■ **Information supplied**
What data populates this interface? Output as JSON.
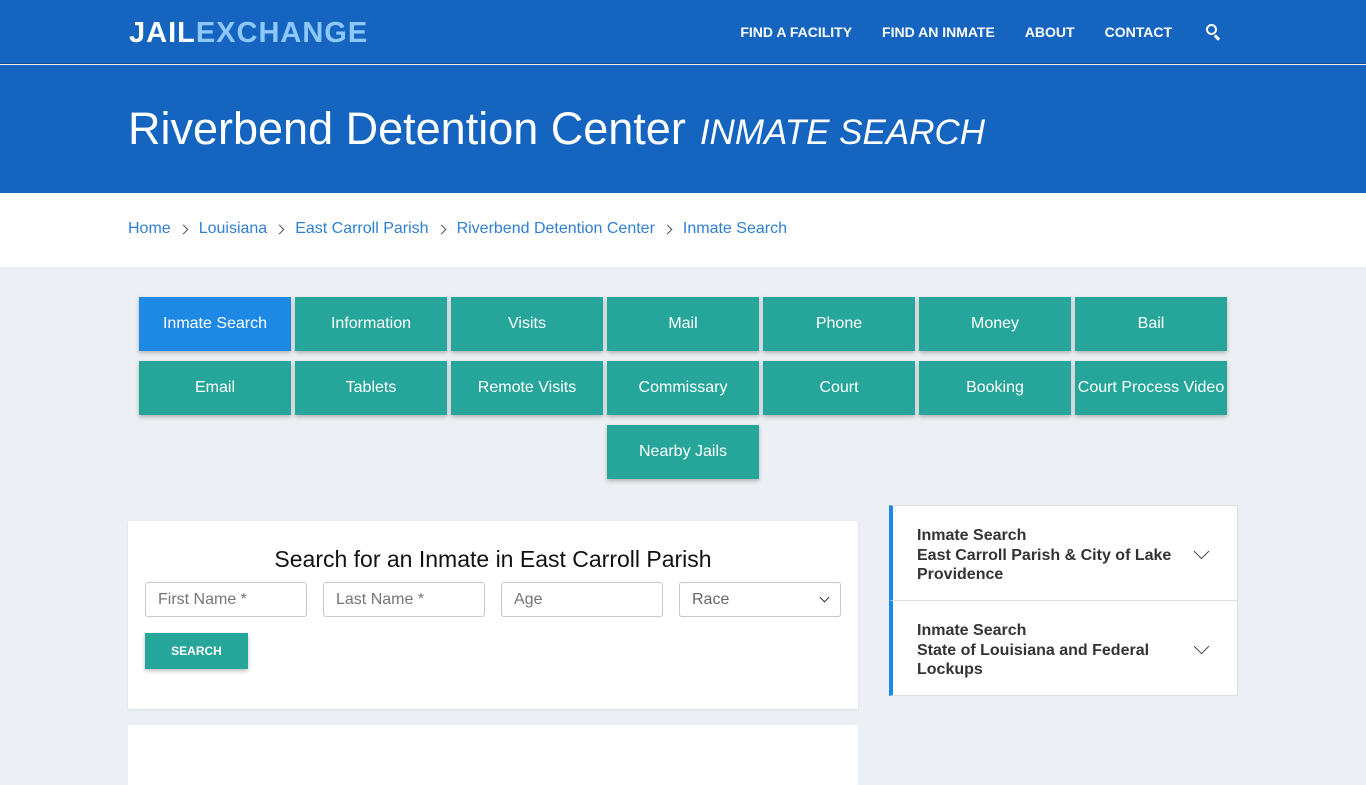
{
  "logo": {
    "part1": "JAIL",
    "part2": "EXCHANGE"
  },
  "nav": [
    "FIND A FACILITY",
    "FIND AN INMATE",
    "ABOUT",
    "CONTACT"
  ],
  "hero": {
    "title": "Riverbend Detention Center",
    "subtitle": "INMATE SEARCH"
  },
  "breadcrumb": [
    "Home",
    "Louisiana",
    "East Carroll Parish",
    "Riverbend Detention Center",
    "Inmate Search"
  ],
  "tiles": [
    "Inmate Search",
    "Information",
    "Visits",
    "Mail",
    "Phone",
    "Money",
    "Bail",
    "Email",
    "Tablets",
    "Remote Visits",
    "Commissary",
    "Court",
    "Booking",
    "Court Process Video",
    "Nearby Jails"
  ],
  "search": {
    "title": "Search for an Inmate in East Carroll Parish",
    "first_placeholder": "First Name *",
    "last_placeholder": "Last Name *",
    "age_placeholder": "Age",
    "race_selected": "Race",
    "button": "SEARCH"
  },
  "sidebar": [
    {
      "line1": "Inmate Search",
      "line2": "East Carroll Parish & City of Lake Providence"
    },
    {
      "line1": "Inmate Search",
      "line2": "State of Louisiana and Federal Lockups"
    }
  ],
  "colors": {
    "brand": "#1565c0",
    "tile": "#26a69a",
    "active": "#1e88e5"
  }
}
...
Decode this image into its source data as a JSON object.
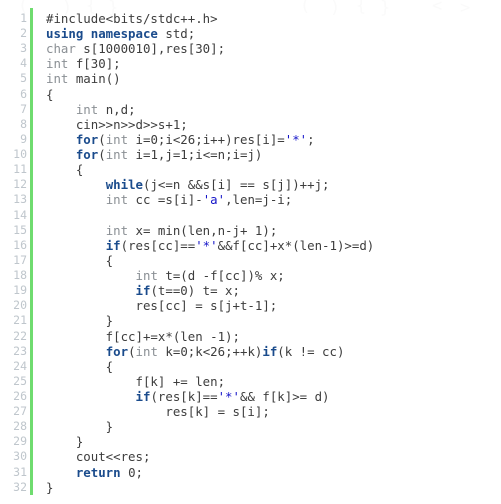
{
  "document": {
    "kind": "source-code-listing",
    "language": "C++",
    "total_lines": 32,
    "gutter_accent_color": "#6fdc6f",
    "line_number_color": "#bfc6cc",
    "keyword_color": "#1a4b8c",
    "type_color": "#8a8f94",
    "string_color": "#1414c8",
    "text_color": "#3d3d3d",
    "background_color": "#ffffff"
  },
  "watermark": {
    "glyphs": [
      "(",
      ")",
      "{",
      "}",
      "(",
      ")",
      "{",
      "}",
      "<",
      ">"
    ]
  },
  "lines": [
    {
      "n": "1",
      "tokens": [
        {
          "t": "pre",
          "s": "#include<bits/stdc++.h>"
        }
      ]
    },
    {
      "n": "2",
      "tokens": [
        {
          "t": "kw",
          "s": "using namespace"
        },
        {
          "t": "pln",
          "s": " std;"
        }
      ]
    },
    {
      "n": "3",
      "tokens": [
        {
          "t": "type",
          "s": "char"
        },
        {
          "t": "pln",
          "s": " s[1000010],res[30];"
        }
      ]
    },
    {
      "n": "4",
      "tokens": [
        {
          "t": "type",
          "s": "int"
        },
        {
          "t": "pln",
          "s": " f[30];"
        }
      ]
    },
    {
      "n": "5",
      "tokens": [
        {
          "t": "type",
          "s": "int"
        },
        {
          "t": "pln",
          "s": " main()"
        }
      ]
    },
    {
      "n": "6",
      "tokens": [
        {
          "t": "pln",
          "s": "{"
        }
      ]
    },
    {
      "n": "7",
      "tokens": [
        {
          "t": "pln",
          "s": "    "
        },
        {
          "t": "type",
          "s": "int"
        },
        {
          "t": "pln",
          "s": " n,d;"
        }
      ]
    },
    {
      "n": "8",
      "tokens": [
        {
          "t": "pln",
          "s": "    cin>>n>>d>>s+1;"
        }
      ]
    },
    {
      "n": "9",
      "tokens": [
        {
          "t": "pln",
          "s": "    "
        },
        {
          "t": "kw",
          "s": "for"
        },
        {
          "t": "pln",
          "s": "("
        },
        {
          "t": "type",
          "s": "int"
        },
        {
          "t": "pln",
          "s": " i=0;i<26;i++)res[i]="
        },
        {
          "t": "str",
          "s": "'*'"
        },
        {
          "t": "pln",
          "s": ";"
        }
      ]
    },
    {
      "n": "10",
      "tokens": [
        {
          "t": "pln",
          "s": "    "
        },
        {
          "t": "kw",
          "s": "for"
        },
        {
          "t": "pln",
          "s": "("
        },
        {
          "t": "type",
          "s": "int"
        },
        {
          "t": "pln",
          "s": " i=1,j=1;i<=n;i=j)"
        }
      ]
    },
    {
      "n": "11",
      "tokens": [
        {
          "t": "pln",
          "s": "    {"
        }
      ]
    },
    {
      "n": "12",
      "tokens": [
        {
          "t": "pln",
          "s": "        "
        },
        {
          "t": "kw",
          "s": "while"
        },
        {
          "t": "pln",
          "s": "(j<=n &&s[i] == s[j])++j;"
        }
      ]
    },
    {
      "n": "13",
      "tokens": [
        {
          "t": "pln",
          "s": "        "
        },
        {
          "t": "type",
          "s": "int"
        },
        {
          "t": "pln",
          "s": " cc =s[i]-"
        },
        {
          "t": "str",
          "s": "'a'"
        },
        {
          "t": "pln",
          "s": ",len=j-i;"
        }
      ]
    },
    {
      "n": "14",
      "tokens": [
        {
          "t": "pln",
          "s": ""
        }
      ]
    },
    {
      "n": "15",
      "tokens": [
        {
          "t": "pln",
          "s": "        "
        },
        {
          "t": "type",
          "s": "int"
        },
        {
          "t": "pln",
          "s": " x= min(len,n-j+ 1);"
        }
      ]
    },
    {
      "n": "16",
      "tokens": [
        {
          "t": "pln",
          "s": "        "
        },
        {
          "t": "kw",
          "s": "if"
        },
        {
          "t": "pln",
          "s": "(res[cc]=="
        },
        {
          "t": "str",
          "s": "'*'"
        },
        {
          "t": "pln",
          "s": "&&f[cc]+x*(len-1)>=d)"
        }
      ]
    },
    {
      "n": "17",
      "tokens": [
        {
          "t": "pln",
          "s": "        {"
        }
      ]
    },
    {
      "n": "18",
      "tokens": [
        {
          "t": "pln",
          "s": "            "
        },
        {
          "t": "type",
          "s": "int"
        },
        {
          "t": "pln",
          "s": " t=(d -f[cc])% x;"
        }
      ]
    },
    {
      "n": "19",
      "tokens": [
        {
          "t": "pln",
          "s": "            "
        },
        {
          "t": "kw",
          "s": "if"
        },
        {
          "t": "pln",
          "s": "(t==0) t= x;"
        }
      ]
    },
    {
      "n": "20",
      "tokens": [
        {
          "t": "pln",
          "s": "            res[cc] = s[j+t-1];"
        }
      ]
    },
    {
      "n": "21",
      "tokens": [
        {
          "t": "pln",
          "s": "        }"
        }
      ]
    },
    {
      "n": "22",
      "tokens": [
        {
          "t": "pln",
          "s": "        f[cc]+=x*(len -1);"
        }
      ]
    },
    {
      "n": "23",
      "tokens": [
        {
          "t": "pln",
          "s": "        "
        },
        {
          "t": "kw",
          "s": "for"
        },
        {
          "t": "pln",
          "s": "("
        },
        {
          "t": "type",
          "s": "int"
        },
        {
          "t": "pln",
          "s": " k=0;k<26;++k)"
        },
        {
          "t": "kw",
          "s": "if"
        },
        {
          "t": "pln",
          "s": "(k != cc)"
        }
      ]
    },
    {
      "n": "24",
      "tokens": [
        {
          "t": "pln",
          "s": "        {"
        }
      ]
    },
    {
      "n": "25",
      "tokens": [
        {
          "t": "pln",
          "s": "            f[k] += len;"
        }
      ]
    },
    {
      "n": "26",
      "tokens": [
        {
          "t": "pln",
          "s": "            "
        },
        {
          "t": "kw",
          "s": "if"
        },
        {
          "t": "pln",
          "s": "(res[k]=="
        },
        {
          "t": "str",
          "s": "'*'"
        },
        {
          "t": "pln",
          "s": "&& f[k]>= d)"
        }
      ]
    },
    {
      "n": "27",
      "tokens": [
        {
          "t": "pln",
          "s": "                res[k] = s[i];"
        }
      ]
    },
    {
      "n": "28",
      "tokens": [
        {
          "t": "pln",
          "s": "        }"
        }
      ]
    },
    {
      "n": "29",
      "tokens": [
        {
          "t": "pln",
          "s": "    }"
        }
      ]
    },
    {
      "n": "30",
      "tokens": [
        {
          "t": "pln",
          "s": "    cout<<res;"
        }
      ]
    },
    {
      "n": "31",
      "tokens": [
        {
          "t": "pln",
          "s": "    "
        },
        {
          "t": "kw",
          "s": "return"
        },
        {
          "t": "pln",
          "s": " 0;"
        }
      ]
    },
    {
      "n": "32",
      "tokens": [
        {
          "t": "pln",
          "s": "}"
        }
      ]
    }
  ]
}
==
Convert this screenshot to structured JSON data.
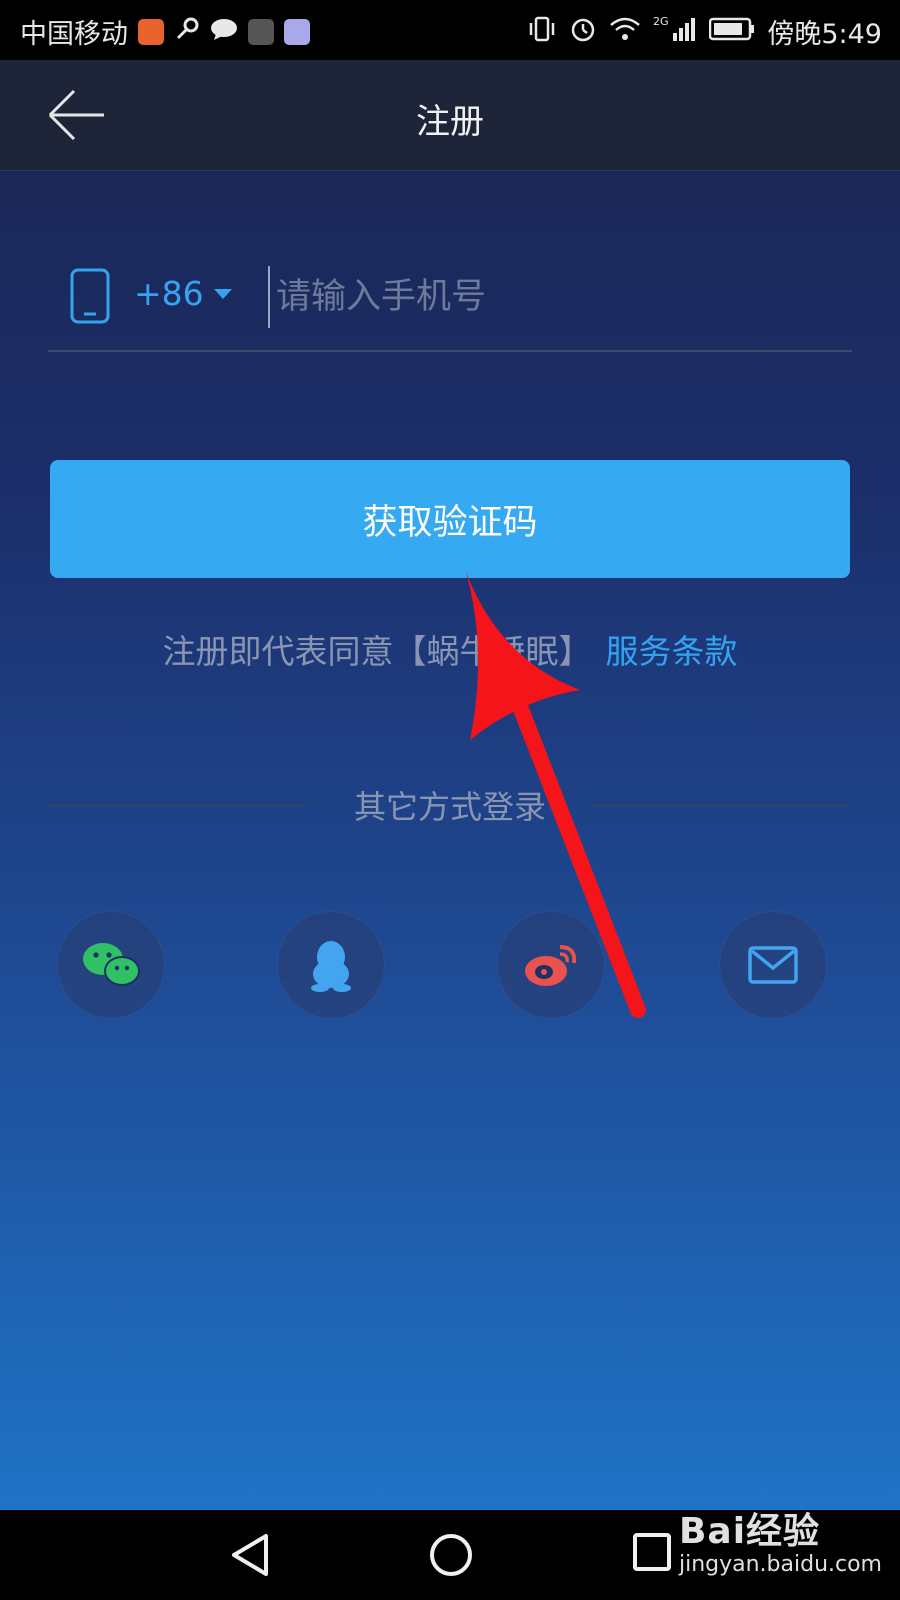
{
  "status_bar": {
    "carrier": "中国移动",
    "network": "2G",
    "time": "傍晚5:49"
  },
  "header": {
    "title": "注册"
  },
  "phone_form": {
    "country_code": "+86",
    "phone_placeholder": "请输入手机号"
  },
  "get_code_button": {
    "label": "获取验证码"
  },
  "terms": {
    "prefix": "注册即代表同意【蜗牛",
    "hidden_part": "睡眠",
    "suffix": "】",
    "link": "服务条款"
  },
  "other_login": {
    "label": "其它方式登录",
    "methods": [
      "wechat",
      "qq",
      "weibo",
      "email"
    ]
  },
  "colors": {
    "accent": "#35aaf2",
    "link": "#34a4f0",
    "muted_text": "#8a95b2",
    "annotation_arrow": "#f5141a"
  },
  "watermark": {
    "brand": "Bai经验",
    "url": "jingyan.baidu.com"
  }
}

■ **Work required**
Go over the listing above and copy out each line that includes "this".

■ **Task response**
What data populates this interface? Output as JSON.
Decode this image into its source data as a JSON object.
Convert this screenshot to structured JSON data.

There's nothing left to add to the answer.